Avaaz.org is an international organization which mounts civil pressure for causes regarded by its leadership as good. Some of them are good indeed, such as the no-fly zone in Libya. However, as often happens with activists, they also advocate things that anyone of the meanest understanding would call foolish at best. See what I found in my Inbox today:
"EU: 3 days to save herbal medicine!
In 3 days, a new EU directive will ban much of herbal medicine, denying us safe remedies and feeding the profits of big pharma. Let's raise a massive outcry to push the Commission to fix the Directive, and our national governments to refuse to implement it. Let's get to 1 million voices to save herbal medicine:
In 3 days, the EU will ban much of herbal medicine, pressing more of us to take pharmaceutical drugs that drive the profits of big Pharma.
The EU Directive erects high barriers to any herbal remedy that hasn't been on the market for 30 years -- including virtually all Chinese, Ayurvedic, and African traditional medicine. It's a draconian move that helps drug companies and ignores thousands of years of medical knowledge...
It's hard to believe, but if a child is sick, and there is a safe and natural herbal remedy for that illness, it may be impossible to find that remedy.
On May 1st the Directive will create major barriers to manufactured herbal remedies, requiring enormous costs, years of effort, and endless expert processes to get each and every product approved. Pharmaceutical companies have the resources to jump through these hoops but hundreds of small- and medium-sized herbal medicine businesses, across Europe and worldwide, will go bust...
There are arguments for better regulation of natural medicine, but this draconian directive harms the ability of Europeans to make safe and healthy choices.
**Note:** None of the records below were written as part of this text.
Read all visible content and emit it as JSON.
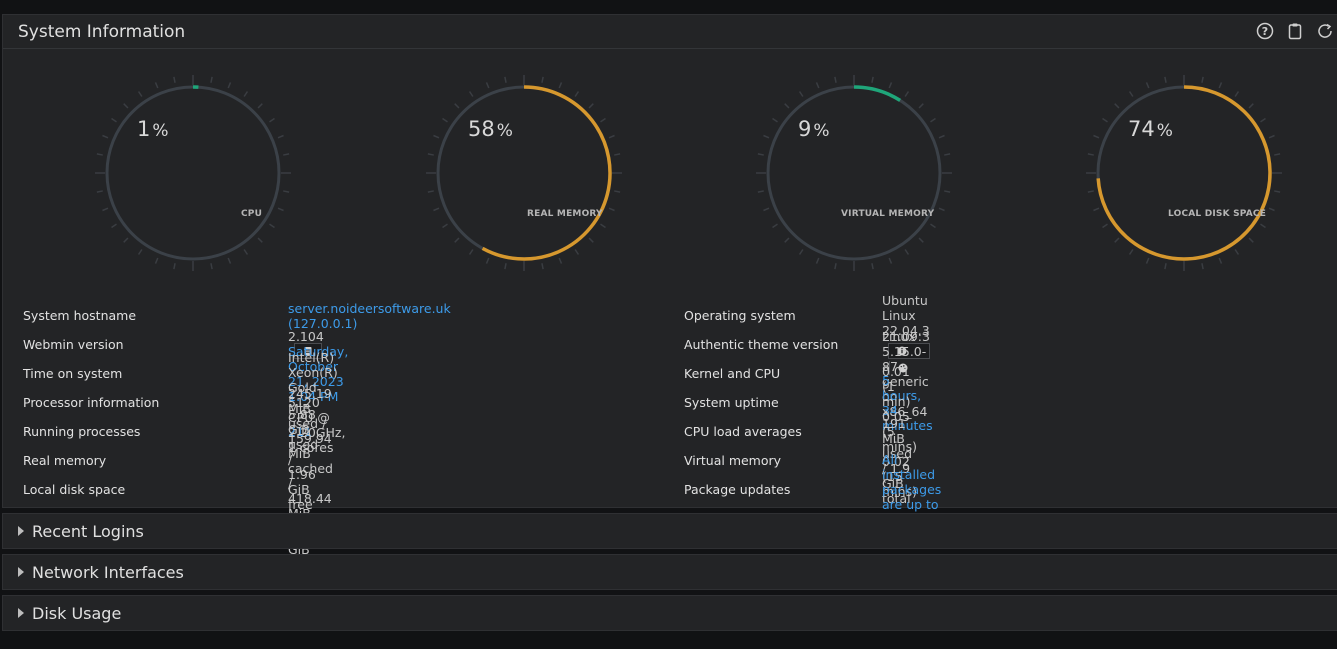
{
  "panel": {
    "title": "System Information",
    "icons": [
      "help-icon",
      "clipboard-icon",
      "refresh-icon"
    ]
  },
  "gauges": [
    {
      "id": "cpu",
      "label": "CPU",
      "value": 1,
      "color": "#1fa67a"
    },
    {
      "id": "real-memory",
      "label": "REAL MEMORY",
      "value": 58,
      "color": "#d6982e"
    },
    {
      "id": "virtual-memory",
      "label": "VIRTUAL MEMORY",
      "value": 9,
      "color": "#1fa67a"
    },
    {
      "id": "local-disk-space",
      "label": "LOCAL DISK SPACE",
      "value": 74,
      "color": "#d6982e"
    }
  ],
  "gauge_pct_symbol": "%",
  "left_info": [
    {
      "label": "System hostname",
      "value": "server.noideersoftware.uk (127.0.0.1)",
      "link": true
    },
    {
      "label": "Webmin version",
      "value": "2.104",
      "link": false
    },
    {
      "label": "Time on system",
      "value": "Saturday, October 21, 2023 1:04 PM",
      "link": true
    },
    {
      "label": "Processor information",
      "value": "Intel(R) Xeon(R) Gold 5120 CPU @ 2.20GHz, 1 cores",
      "link": false
    },
    {
      "label": "Running processes",
      "value": "211",
      "link": true
    },
    {
      "label": "Real memory",
      "value": "245.19 MiB used / 159.94 MiB cached / 418.44 MiB total",
      "link": false
    },
    {
      "label": "Local disk space",
      "value": "5.88 GiB used / 1.96 GiB free / 7.84 GiB total",
      "link": false
    }
  ],
  "right_info": [
    {
      "label": "Operating system",
      "value": "Ubuntu Linux 22.04.3",
      "link": false
    },
    {
      "label": "Authentic theme version",
      "value": "21.09:3",
      "link": false
    },
    {
      "label": "Kernel and CPU",
      "value": "Linux 5.15.0-87-generic on x86_64",
      "link": false
    },
    {
      "label": "System uptime",
      "value": "5 hours, 34 minutes",
      "link": true
    },
    {
      "label": "CPU load averages",
      "value": "0.01 (1 min) 0.05 (5 mins) 0.02 (15 mins)",
      "link": false
    },
    {
      "label": "Virtual memory",
      "value": "191 MiB used / 1.9 GiB total",
      "link": false
    },
    {
      "label": "Package updates",
      "value": "All installed packages are up to date",
      "link": true
    }
  ],
  "collapsed_panels": [
    {
      "title": "Recent Logins"
    },
    {
      "title": "Network Interfaces"
    },
    {
      "title": "Disk Usage"
    }
  ],
  "colors": {
    "link": "#3d9be9",
    "green": "#1fa67a",
    "orange": "#d6982e",
    "track": "#3b4148"
  }
}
Let's stand up for our health, and our right to choose safe herbal medicine."
I am omitting the lines directing the reader to the online petition. If you want to sign it, you can easily find it by a Web search.
I have bashed the EU bureaucracy on numeral occasions on this blog and elsewhere, but I support it whole-heartedly in this case. It is high time to stand for evidence-based medicine and to ban all snake oils being sold us under the label of "traditional medicine" in pharmacies. There is no such thing as "thousands of years of medical knowledge" - the threshold when medical knowledge advanced enough to bring more good than harm is probably the turn of the 20th century, and it was passed only in the West. If someone thinks that a particular "traditional" remedy works for a certain condition, he has to prove his case to the appropriate drug administration, as with any other proposed remedy. I do not care that the "small and medium-sized herbal medicine businesses" may not have the resources for this, and I do not think their lack of resources is an excuse to let them sell whatever snake oil they wish without proving its efficacy and even safety. If they cannot do their business properly, let them file for bankruptcy, the sooner the better. And please, if you want me to hate Big Pharma which has saved my life more than once, give me at least one rational reason why Big Pharma must be hated, except that it works for profit (as if the snake oil salesmen work pro bono publico).
There is a myth among foolish people that traditional, "natural" and particularly herbal medicine is both effective and safe. To begin with, a remedy that is both effective and safe is a Holy Grail. There are a number of placebos that are safe but not effective, plus a number of effective drugs that are generally not quite safe but, if properly used, have benefits far exceeding the risk. Traditional medicine generally relies on placebos. However, we should not assume that it is always safe. Numerous plants contain potent toxins (take just the fact that Socrates was executed by herbal poison). Some of these toxins have found their application in evidence-based medicine and are being sold by Big Pharma; for the rest, you have only the toxic effect without any proven therapeutic effect. To make things worse, for many traditional Eastern remedies the natural toxicity of plants is not enough and they contain also well-known chemical toxins such as heavy metals (Orac and Skeptico have blogged about this).
Some hardline supporter of individual freedom may argue that consumers should have the right to make choices, even if they are not "safe and healthy". I disagree. A consumer should not be forced to be on a permanent alert in order to avoid buying useless and dangerous things - at least not in civilized Europe. Moreover, while responsible adults could at least in theory make their choices, there is no way to prevent parents from pushing placebos and poisons down the throats of their poor defenceless children. The Avaaz letter particularly stresses the need to keep "safe and natural herbal remedies" available for sick children. I even know parents who treat their own illnesses by effective evidence-based drugs but, when their children are ill, give them traditional medicine because of concern about the side-effects of drugs.
So let's hope that the ban will be enforced and EU pharmacies in the future will sell us only remedies that actually help, according to the best available knowledge.